Jack Rutter: England Cerebral Palsy captain 'devastated' as new rules end career
England Cerebral Palsy captain Jack Rutter says he is "devastated" after a change to classification rules led to an immediate end to his career.
The 27-year-old, who also skippered ParalympicsGB's cerebral palsy side, has accepted a coaching role with the Football Association.
Revised rules regarding the level of a player's impairment have led to Rutter being classified as ineligible to play.
"It'll affect teams around the world," he told BBC Radio Gloucestershire.
"I'm absolutely devastated and I feel like I've lost a lot. I'm fairly fit still so I had at least another five years of playing in me.
"But I've got lots of opportunities available to me now and I just want to try and help the next generation now."
Following research, the International Federation of CP Football have amended the level of impairment required for a player to be eligible.
"Now any player who hasn't got spasticity in at least two limbs is no longer allowed to play in the sport," Rutter, who is from the Forest of Dean, explained.
"Normally that comes from cerebral palsy from birth, or from a stroke, so players who have maybe had a traumatic brain injury later in life, or if they've recovered well, may not be able to play any more.
"It'll be interesting to see the impact around the world because some teams could be left with no team to field."
CP Football will not be part of the Tokyo 2020 programme but is under consideration for a return for the Paris Paralympics in 2024.
Rutter, who had captained England since 2014, has an FA level three coaching badge and will now work with the England CP Under-21 team.

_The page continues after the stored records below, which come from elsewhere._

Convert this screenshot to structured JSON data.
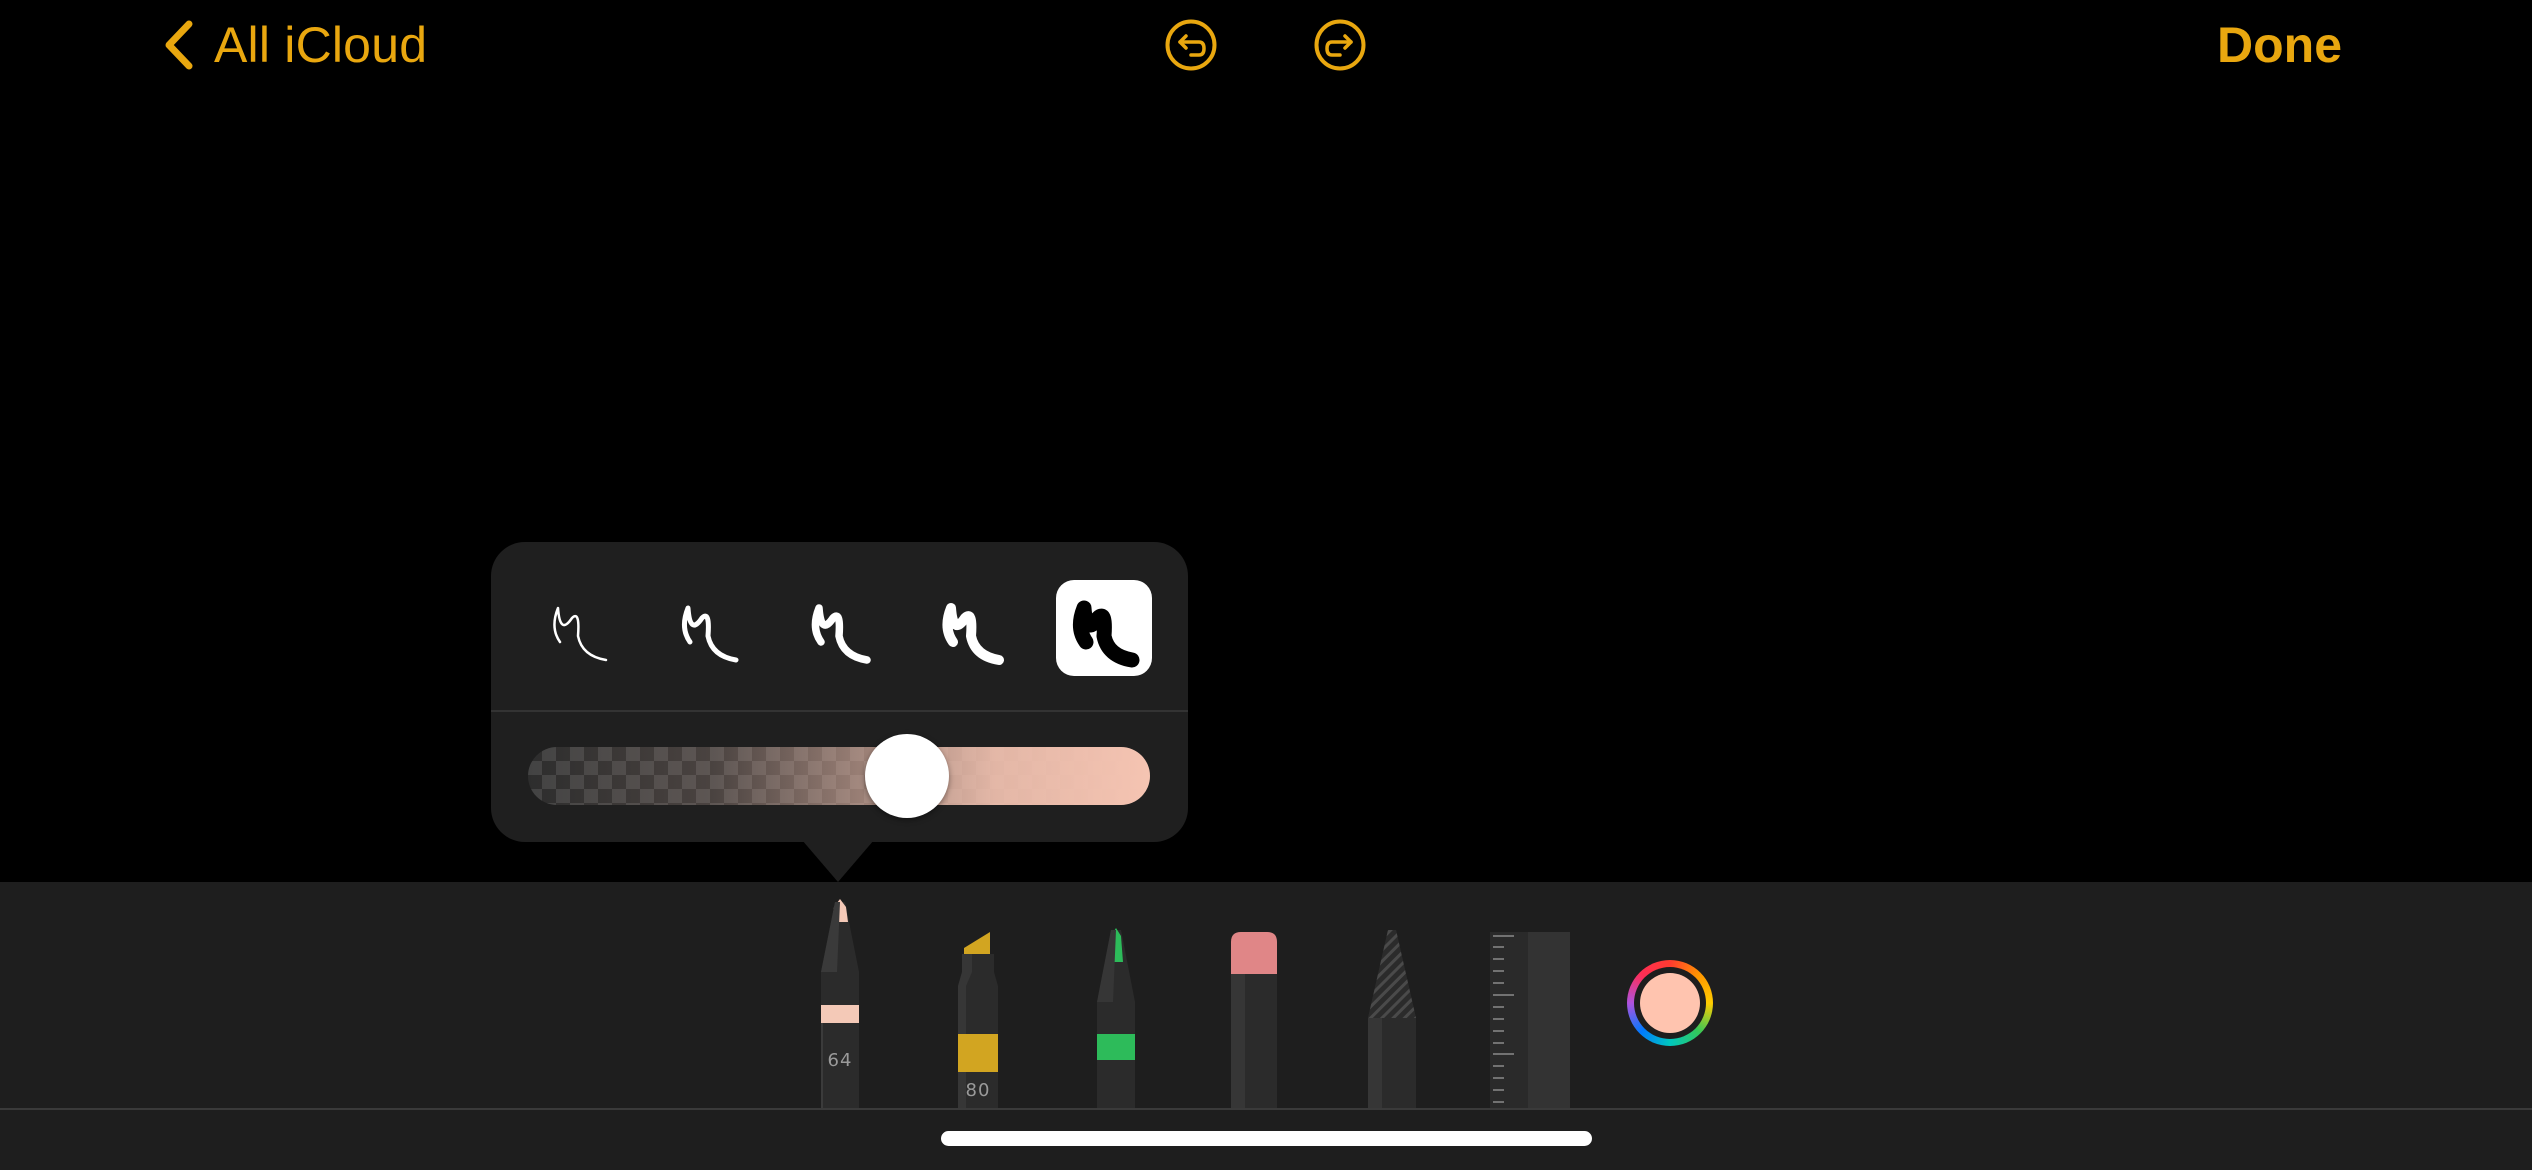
{
  "nav": {
    "back_label": "All iCloud",
    "done_label": "Done",
    "accent_color": "#E9A70F"
  },
  "icons": {
    "back": "chevron-left-icon",
    "undo": "undo-icon",
    "redo": "redo-icon"
  },
  "stroke_popover": {
    "stroke_widths": [
      "thinnest",
      "thin",
      "medium",
      "thick",
      "thickest"
    ],
    "selected_index": 4,
    "opacity_fraction": 0.62
  },
  "tools": [
    {
      "name": "pencil",
      "number": "64",
      "tip_color": "#F4C9B7",
      "selected": true
    },
    {
      "name": "marker",
      "number": "80",
      "tip_color": "#D2A521"
    },
    {
      "name": "pen",
      "number": "",
      "tip_color": "#2DBB5A"
    },
    {
      "name": "eraser",
      "number": "",
      "tip_color": "#E08687"
    },
    {
      "name": "lasso",
      "number": ""
    },
    {
      "name": "ruler",
      "number": ""
    }
  ],
  "current_color": "#FFC4AF"
}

Formerly on the books of Birmingham City, his dreams of being a Premier League player were ended in 2009 when he fell victim to an unprovoked attack while on a night out.
"I was just about to become a professional footballer," he recalled. "I actually fractured my skull in two places because I was hit, knocked unconscious, and then I fell and hit my head on a kerb.

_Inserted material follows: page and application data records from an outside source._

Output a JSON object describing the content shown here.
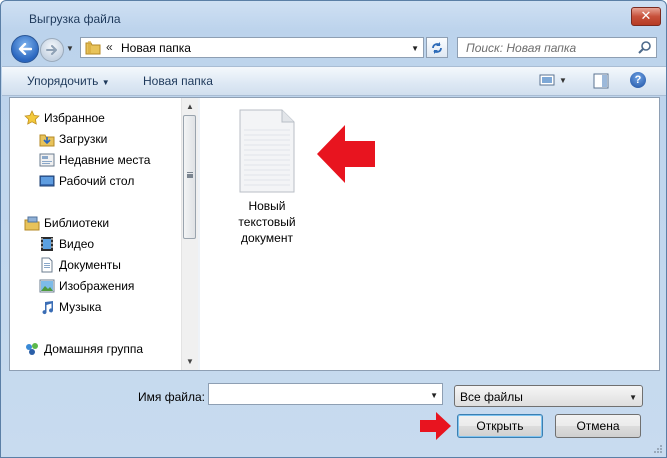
{
  "window": {
    "title": "Выгрузка файла"
  },
  "address": {
    "path_chevron": "«",
    "path": "Новая папка"
  },
  "search": {
    "placeholder": "Поиск: Новая папка"
  },
  "toolbar": {
    "organize": "Упорядочить",
    "new_folder": "Новая папка"
  },
  "navpane": {
    "favorites_header": "Избранное",
    "favorites": [
      "Загрузки",
      "Недавние места",
      "Рабочий стол"
    ],
    "libraries_header": "Библиотеки",
    "libraries": [
      "Видео",
      "Документы",
      "Изображения",
      "Музыка"
    ],
    "homegroup": "Домашняя группа"
  },
  "files": [
    {
      "name_lines": [
        "Новый",
        "текстовый",
        "документ"
      ]
    }
  ],
  "bottom": {
    "filename_label": "Имя файла:",
    "filename_value": "",
    "filetype_selected": "Все файлы",
    "open_button": "Открыть",
    "cancel_button": "Отмена"
  },
  "colors": {
    "annotation_arrow": "#e8141f",
    "accent": "#2a66bf"
  }
}
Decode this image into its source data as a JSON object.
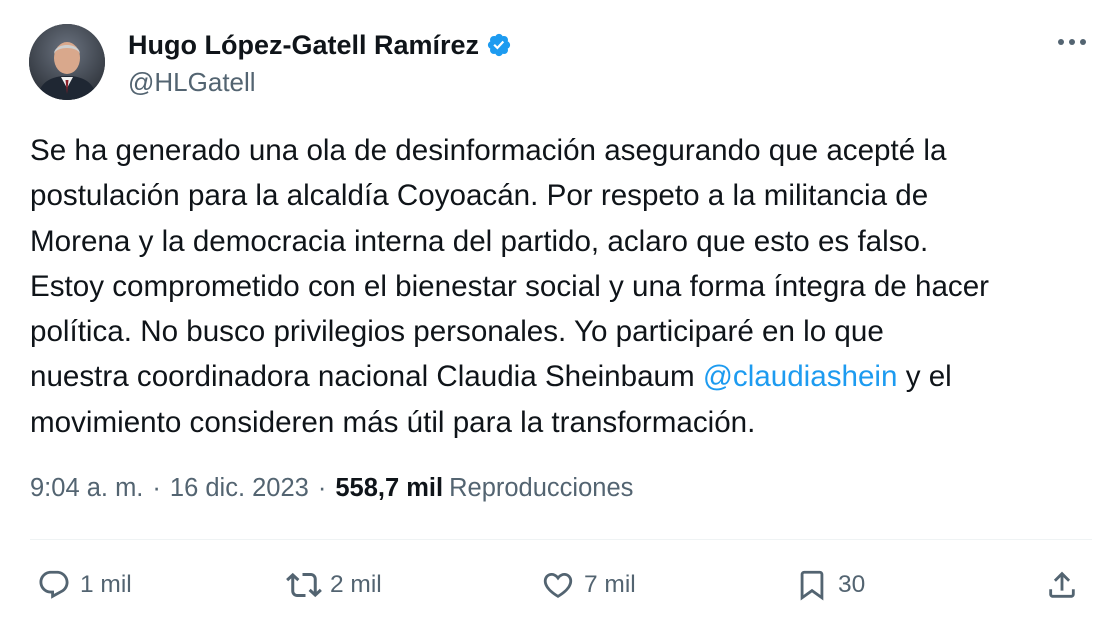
{
  "author": {
    "display_name": "Hugo López-Gatell Ramírez",
    "handle": "@HLGatell",
    "verified": true,
    "verified_color": "#1d9bf0"
  },
  "tweet": {
    "lines": [
      "Se ha generado una ola de desinformación asegurando que acepté la",
      "postulación para la alcaldía Coyoacán. Por respeto a la militancia de",
      "Morena y la democracia interna del partido, aclaro que esto es falso.",
      "Estoy comprometido con el bienestar social y una forma íntegra de hacer",
      "política. No busco privilegios personales. Yo participaré en lo que"
    ],
    "line6_before": "nuestra coordinadora nacional Claudia Sheinbaum ",
    "mention": "@claudiashein",
    "line6_after": " y el",
    "line7": "movimiento consideren más útil para la transformación."
  },
  "meta": {
    "time": "9:04 a. m.",
    "separator": "·",
    "date": "16 dic. 2023",
    "views_count": "558,7 mil",
    "views_label": "Reproducciones"
  },
  "actions": {
    "replies": "1 mil",
    "retweets": "2 mil",
    "likes": "7 mil",
    "bookmarks": "30"
  },
  "icons": {
    "more": "more-options-icon",
    "reply": "reply-icon",
    "retweet": "retweet-icon",
    "like": "heart-icon",
    "bookmark": "bookmark-icon",
    "share": "share-icon"
  },
  "colors": {
    "text": "#0f1419",
    "secondary": "#536471",
    "link": "#1d9bf0",
    "divider": "#eff3f4"
  }
}
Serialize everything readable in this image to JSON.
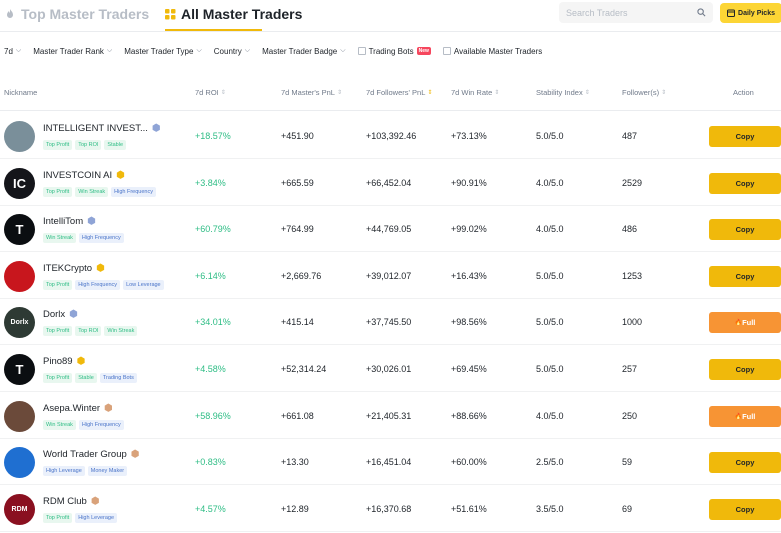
{
  "tabs": {
    "top_label": "Top Master Traders",
    "all_label": "All Master Traders"
  },
  "search": {
    "placeholder": "Search Traders"
  },
  "daily_picks_label": "Daily Picks",
  "filters": {
    "period": "7d",
    "rank": "Master Trader Rank",
    "type": "Master Trader Type",
    "country": "Country",
    "badge": "Master Trader Badge",
    "trading_bots": "Trading Bots",
    "new_badge": "New",
    "available": "Available Master Traders"
  },
  "columns": {
    "nickname": "Nickname",
    "roi": "7d ROI",
    "master_pnl": "7d Master's PnL",
    "followers_pnl": "7d Followers' PnL",
    "win_rate": "7d Win Rate",
    "stability": "Stability Index",
    "followers": "Follower(s)",
    "action": "Action"
  },
  "traders": [
    {
      "name": "INTELLIGENT INVEST...",
      "tags": [
        "Top Profit",
        "Top ROI",
        "Stable"
      ],
      "roi": "+18.57%",
      "master_pnl": "+451.90",
      "followers_pnl": "+103,392.46",
      "win_rate": "+73.13%",
      "stability": "5.0/5.0",
      "followers": "487",
      "action": "Copy",
      "avatar_text": "",
      "avatar_color": "#7a8f9a",
      "badge_icon": "diamond"
    },
    {
      "name": "INVESTCOIN AI",
      "tags": [
        "Top Profit",
        "Win Streak",
        "High Frequency"
      ],
      "roi": "+3.84%",
      "master_pnl": "+665.59",
      "followers_pnl": "+66,452.04",
      "win_rate": "+90.91%",
      "stability": "4.0/5.0",
      "followers": "2529",
      "action": "Copy",
      "avatar_text": "IC",
      "avatar_color": "#14151a",
      "badge_icon": "gold"
    },
    {
      "name": "IntelliTom",
      "tags": [
        "Win Streak",
        "High Frequency"
      ],
      "roi": "+60.79%",
      "master_pnl": "+764.99",
      "followers_pnl": "+44,769.05",
      "win_rate": "+99.02%",
      "stability": "4.0/5.0",
      "followers": "486",
      "action": "Copy",
      "avatar_text": "T",
      "avatar_color": "#0b0e11",
      "badge_icon": "diamond"
    },
    {
      "name": "ITEKCrypto",
      "tags": [
        "Top Profit",
        "High Frequency",
        "Low Leverage"
      ],
      "roi": "+6.14%",
      "master_pnl": "+2,669.76",
      "followers_pnl": "+39,012.07",
      "win_rate": "+16.43%",
      "stability": "5.0/5.0",
      "followers": "1253",
      "action": "Copy",
      "avatar_text": "",
      "avatar_color": "#c8161d",
      "badge_icon": "gold"
    },
    {
      "name": "Dorlx",
      "tags": [
        "Top Profit",
        "Top ROI",
        "Win Streak"
      ],
      "roi": "+34.01%",
      "master_pnl": "+415.14",
      "followers_pnl": "+37,745.50",
      "win_rate": "+98.56%",
      "stability": "5.0/5.0",
      "followers": "1000",
      "action": "Full",
      "avatar_text": "Dorlx",
      "avatar_color": "#2e3a34",
      "badge_icon": "diamond"
    },
    {
      "name": "Pino89",
      "tags": [
        "Top Profit",
        "Stable",
        "Trading Bots"
      ],
      "roi": "+4.58%",
      "master_pnl": "+52,314.24",
      "followers_pnl": "+30,026.01",
      "win_rate": "+69.45%",
      "stability": "5.0/5.0",
      "followers": "257",
      "action": "Copy",
      "avatar_text": "T",
      "avatar_color": "#0b0e11",
      "badge_icon": "gold"
    },
    {
      "name": "Asepa.Winter",
      "tags": [
        "Win Streak",
        "High Frequency"
      ],
      "roi": "+58.96%",
      "master_pnl": "+661.08",
      "followers_pnl": "+21,405.31",
      "win_rate": "+88.66%",
      "stability": "4.0/5.0",
      "followers": "250",
      "action": "Full",
      "avatar_text": "",
      "avatar_color": "#6b4a3a",
      "badge_icon": "bronze"
    },
    {
      "name": "World Trader Group",
      "tags": [
        "High Leverage",
        "Money Maker"
      ],
      "roi": "+0.83%",
      "master_pnl": "+13.30",
      "followers_pnl": "+16,451.04",
      "win_rate": "+60.00%",
      "stability": "2.5/5.0",
      "followers": "59",
      "action": "Copy",
      "avatar_text": "",
      "avatar_color": "#1f6fd1",
      "badge_icon": "bronze"
    },
    {
      "name": "RDM Club",
      "tags": [
        "Top Profit",
        "High Leverage"
      ],
      "roi": "+4.57%",
      "master_pnl": "+12.89",
      "followers_pnl": "+16,370.68",
      "win_rate": "+51.61%",
      "stability": "3.5/5.0",
      "followers": "69",
      "action": "Copy",
      "avatar_text": "RDM",
      "avatar_color": "#8a1020",
      "badge_icon": "bronze"
    }
  ],
  "colors": {
    "accent": "#f0b90b",
    "full": "#f79434",
    "positive": "#2ebd85"
  }
}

"That caused a double skull fracture, moderate brain damage and also severed my cochlear nerve, which means I'm permanently deaf in my right ear.

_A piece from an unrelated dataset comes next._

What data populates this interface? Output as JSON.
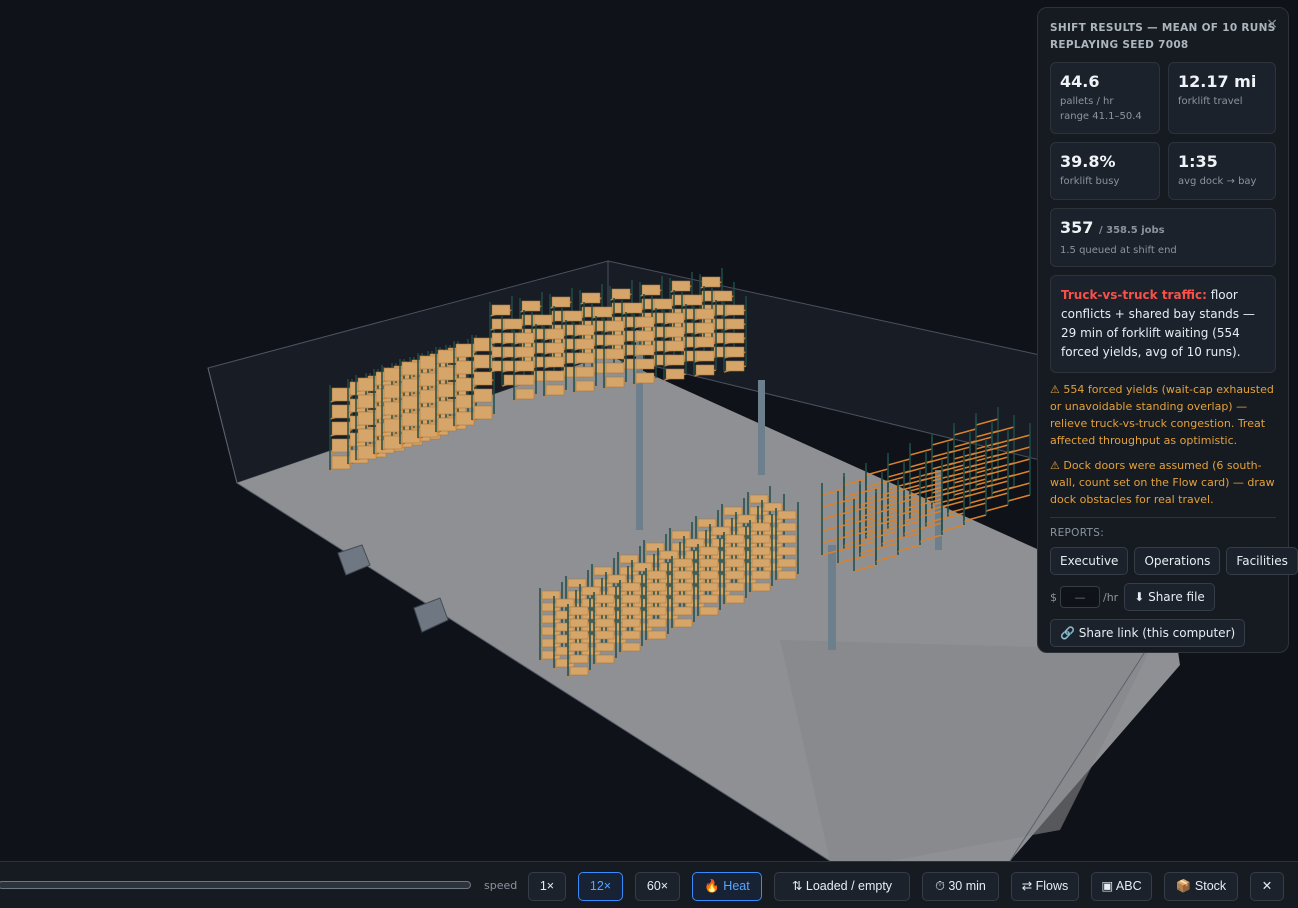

"My balance and coordination was terrible and I was dizzy all the time. But because I've trained and worked at it, I've managed to turn my life around and I feel very fortunate and proud of what I've achieved.
"But unfortunately, it means I can't play in the sport any more because I'm not as impaired as some of the other players. However, that's testament to me and how well I've recovered, I think."
In a statement on the FA website, chairman Greg Clarke said: "Jack has not only been an iconic player, but a role model and a credit to the Three Lions badge.
"His very presence in the England Cerebral Palsy team has helped raise the profile of disability football, and the players that participate, across the country and at all levels."